The “creepy” cuisine of Odisha includes the chhapana bhoga and mahaprasad of Lord Jagannath that Bengalis devour like a starving Edward Michael “Bear” Grylls on an episode of Man Vs. Wild. Moreover, please do not be delusioned that the showstopper dessert of Odisha, chhena poda is baked Rasagola. Chhenapoda takes hours to prepare and that too with focused precision of ingredients, unlike the squeaky and rubbery Banglar Rasogolla.
Next time, you want to make a comment on pakhala (not pokhalo), make sure to include an Odia in your research team. Chutneys are for dosas, not pakhala; just like music plagiarism is for R D Burman and Pritam.
Of course, the author had to take a dig at Odisha for being a disaster prone state…
Odisha simply doesn’t have pot. It also has Subhas Chandra Bose and Jayadeba. The same Subhas Chandra Bose who was born and raised in Cuttack in Odisha and whose parental residence has now been tranformed into a museum. The creator of Gita Gobinda, Jayadeba’s place of birth was in Odisha and he spent his life in Puri, devoted to Lord Jagannath. Furthermore, talking of cultural heritage, Bengal may have Rabindra sangeet, but Odisha has the classical dance form Odissi. Talking of Odissi, Bengalis never forget to chest-thump at the mention of Dada (Sourav Ganguly). Incidentally, his wife is an Odissi dancer who sought a guru, not in Kolkata, but here in Odisha.
From the above post, it is Bengalis who should be taking offence at the comparision of the great Rabindranath Tagore to someone much younger and incontextual, just like England would, if someone juxtaposed Shakespaere with Purna Das Baul.
Odisha may be prone to natural calamities, but we also remember Geography teacher talking about the great Bengal famine of 1943 and the flood prone coastal state it is. To boast of the research that has gone into writing this article, we are listing the natural disasters that have struck Bengal from 1737-2009: Kolkata earthquake of 1737 that killed 0.3 million people, severe flood and Teesta earthquake in 1787, 1942 Medinipur cyclone where over 10,000 perished, cyclone Bhola of 1970 where nearly 500,000 people lost their lives, floods in 1978, 1985, 1986, 1988, 1990, 1991, 1995, 1999, 2000 (4 million marooned), 2002 (11,000 displacements), 2005 (affecting 3000 villages), 2007 (affecting 10.8 million people) and clyclones in 1999, 2006 (50 killed), and 2009 (149 killed).

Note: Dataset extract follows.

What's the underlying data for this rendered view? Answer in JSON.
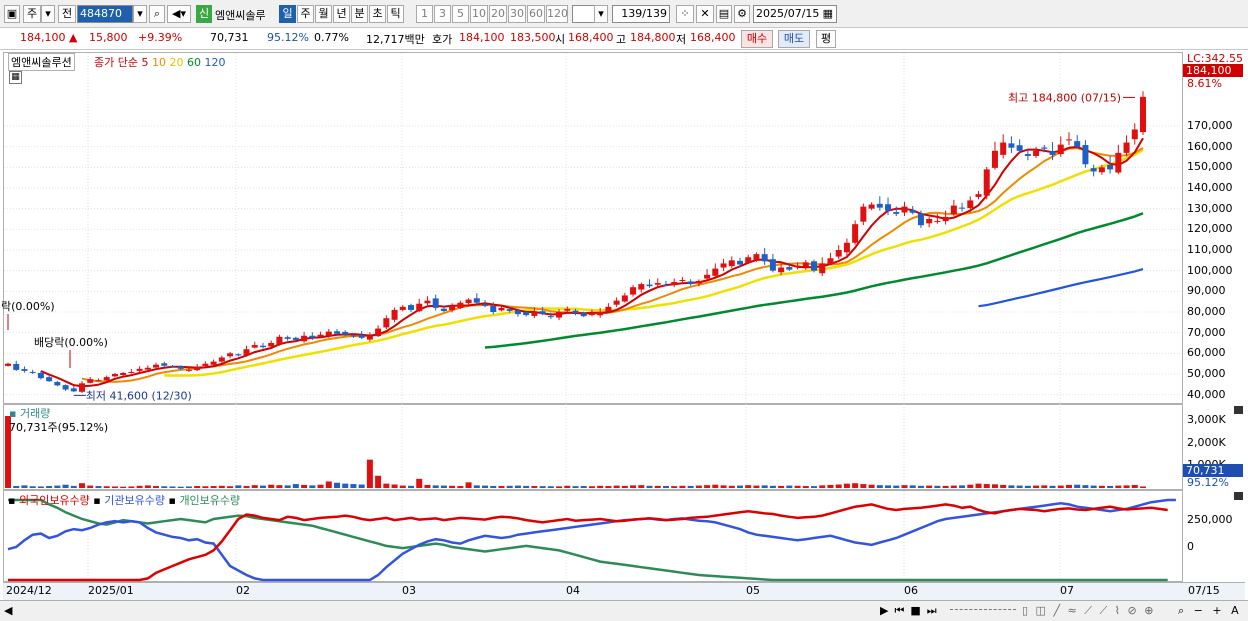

And finally, the author concluded by saying…
If you meant bigger literally, Odisha is twice larger than West Bengal in terms of demography and if you meant figuratively, you are talking about the state that resorted to suicidal potato economy and stopped the tuberous crop’s supply to Odisha and Jharkhand creating a crisis.
We, in any way, do not intend to castigate West Bengal and its citizens for this distasteful piece of writing which has evoked unsavoury reactions from digital content consumers. We just want to call out upon the people involved in churning out the piece to adhere to quality and responsible journalism and not resort to demeaning a community, just for the sake of attracting eyeballs on a trending topic.